Material supplied:
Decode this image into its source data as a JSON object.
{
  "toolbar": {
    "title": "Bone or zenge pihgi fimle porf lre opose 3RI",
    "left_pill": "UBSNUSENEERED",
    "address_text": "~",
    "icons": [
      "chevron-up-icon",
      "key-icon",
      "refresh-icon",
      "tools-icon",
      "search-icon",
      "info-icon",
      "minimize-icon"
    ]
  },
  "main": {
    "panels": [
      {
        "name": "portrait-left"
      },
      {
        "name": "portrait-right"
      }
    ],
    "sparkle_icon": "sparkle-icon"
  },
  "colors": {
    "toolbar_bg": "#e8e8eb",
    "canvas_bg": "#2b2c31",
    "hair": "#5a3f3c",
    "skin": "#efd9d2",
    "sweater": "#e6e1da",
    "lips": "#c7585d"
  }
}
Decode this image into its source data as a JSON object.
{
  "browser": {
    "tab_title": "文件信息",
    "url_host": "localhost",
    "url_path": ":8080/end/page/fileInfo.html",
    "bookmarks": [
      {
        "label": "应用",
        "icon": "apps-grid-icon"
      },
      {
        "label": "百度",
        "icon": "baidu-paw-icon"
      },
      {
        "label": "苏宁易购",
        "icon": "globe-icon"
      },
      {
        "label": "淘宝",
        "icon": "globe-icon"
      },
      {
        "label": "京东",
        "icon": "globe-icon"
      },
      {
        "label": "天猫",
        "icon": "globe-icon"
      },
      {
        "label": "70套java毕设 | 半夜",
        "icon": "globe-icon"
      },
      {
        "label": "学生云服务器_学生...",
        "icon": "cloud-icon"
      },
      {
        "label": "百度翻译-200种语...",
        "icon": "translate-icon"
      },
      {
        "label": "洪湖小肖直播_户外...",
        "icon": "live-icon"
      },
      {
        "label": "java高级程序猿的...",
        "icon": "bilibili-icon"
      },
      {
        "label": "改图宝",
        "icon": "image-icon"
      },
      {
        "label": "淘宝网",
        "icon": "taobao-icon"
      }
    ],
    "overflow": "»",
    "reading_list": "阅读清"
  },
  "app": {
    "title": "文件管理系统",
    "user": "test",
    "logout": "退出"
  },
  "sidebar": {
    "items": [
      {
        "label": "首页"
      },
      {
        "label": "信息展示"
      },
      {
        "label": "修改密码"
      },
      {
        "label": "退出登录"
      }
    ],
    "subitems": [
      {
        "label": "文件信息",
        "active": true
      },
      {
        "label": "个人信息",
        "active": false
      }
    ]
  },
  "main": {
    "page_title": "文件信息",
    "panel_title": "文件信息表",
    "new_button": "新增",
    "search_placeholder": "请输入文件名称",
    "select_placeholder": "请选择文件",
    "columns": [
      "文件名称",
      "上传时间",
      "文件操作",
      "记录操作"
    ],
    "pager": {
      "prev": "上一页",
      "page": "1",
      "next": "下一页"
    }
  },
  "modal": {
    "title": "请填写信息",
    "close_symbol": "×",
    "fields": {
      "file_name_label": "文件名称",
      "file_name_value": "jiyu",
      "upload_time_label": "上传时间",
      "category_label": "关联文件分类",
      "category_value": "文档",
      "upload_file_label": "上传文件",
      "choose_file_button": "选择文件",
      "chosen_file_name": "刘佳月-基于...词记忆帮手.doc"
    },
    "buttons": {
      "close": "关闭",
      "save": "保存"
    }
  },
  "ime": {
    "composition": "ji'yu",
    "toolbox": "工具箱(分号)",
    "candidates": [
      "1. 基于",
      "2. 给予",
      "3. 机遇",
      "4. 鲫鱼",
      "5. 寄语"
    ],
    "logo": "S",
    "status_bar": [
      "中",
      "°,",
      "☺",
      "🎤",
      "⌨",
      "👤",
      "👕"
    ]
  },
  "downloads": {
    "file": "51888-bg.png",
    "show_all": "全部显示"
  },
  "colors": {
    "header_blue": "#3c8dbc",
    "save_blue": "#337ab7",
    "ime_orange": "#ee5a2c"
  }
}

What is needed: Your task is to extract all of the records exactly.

Response to the exercise:
Decode this image into its source data as a JSON object.
{
  "toolbar": {
    "title": "Bone or zenge pihgi fimle porf lre opose 3RI",
    "left_pill": "UBSNUSENEERED",
    "address_text": "~",
    "icons": [
      "chevron-up-icon",
      "key-icon",
      "refresh-icon",
      "tools-icon",
      "search-icon",
      "info-icon",
      "minimize-icon"
    ]
  },
  "main": {
    "panels": [
      {
        "name": "portrait-left"
      },
      {
        "name": "portrait-right"
      }
    ],
    "sparkle_icon": "sparkle-icon"
  },
  "colors": {
    "toolbar_bg": "#e8e8eb",
    "canvas_bg": "#2b2c31",
    "hair": "#5a3f3c",
    "skin": "#efd9d2",
    "sweater": "#e6e1da",
    "lips": "#c7585d"
  }
}
Decode this image into its source data as a JSON object.
{
  "browser": {
    "tab_title": "文件信息",
    "url_host": "localhost",
    "url_path": ":8080/end/page/fileInfo.html",
    "bookmarks": [
      {
        "label": "应用",
        "icon": "apps-grid-icon"
      },
      {
        "label": "百度",
        "icon": "baidu-paw-icon"
      },
      {
        "label": "苏宁易购",
        "icon": "globe-icon"
      },
      {
        "label": "淘宝",
        "icon": "globe-icon"
      },
      {
        "label": "京东",
        "icon": "globe-icon"
      },
      {
        "label": "天猫",
        "icon": "globe-icon"
      },
      {
        "label": "70套java毕设 | 半夜",
        "icon": "globe-icon"
      },
      {
        "label": "学生云服务器_学生...",
        "icon": "cloud-icon"
      },
      {
        "label": "百度翻译-200种语...",
        "icon": "translate-icon"
      },
      {
        "label": "洪湖小肖直播_户外...",
        "icon": "live-icon"
      },
      {
        "label": "java高级程序猿的...",
        "icon": "bilibili-icon"
      },
      {
        "label": "改图宝",
        "icon": "image-icon"
      },
      {
        "label": "淘宝网",
        "icon": "taobao-icon"
      }
    ],
    "overflow": "»",
    "reading_list": "阅读清"
  },
  "app": {
    "title": "文件管理系统",
    "user": "test",
    "logout": "退出"
  },
  "sidebar": {
    "items": [
      {
        "label": "首页"
      },
      {
        "label": "信息展示"
      },
      {
        "label": "修改密码"
      },
      {
        "label": "退出登录"
      }
    ],
    "subitems": [
      {
        "label": "文件信息",
        "active": true
      },
      {
        "label": "个人信息",
        "active": false
      }
    ]
  },
  "main": {
    "page_title": "文件信息",
    "panel_title": "文件信息表",
    "new_button": "新增",
    "search_placeholder": "请输入文件名称",
    "select_placeholder": "请选择文件",
    "columns": [
      "文件名称",
      "上传时间",
      "文件操作",
      "记录操作"
    ],
    "pager": {
      "prev": "上一页",
      "page": "1",
      "next": "下一页"
    }
  },
  "modal": {
    "title": "请填写信息",
    "close_symbol": "×",
    "fields": {
      "file_name_label": "文件名称",
      "file_name_value": "jiyu",
      "upload_time_label": "上传时间",
      "category_label": "关联文件分类",
      "category_value": "文档",
      "upload_file_label": "上传文件",
      "choose_file_button": "选择文件",
      "chosen_file_name": "刘佳月-基于...词记忆帮手.doc"
    },
    "buttons": {
      "close": "关闭",
      "save": "保存"
    }
  },
  "ime": {
    "composition": "ji'yu",
    "toolbox": "工具箱(分号)",
    "candidates": [
      "1. 基于",
      "2. 给予",
      "3. 机遇",
      "4. 鲫鱼",
      "5. 寄语"
    ],
    "logo": "S",
    "status_bar": [
      "中",
      "°,",
      "☺",
      "🎤",
      "⌨",
      "👤",
      "👕"
    ]
  },
  "downloads": {
    "file": "51888-bg.png",
    "show_all": "全部显示"
  },
  "colors": {
    "header_blue": "#3c8dbc",
    "save_blue": "#337ab7",
    "ime_orange": "#ee5a2c"
  }
}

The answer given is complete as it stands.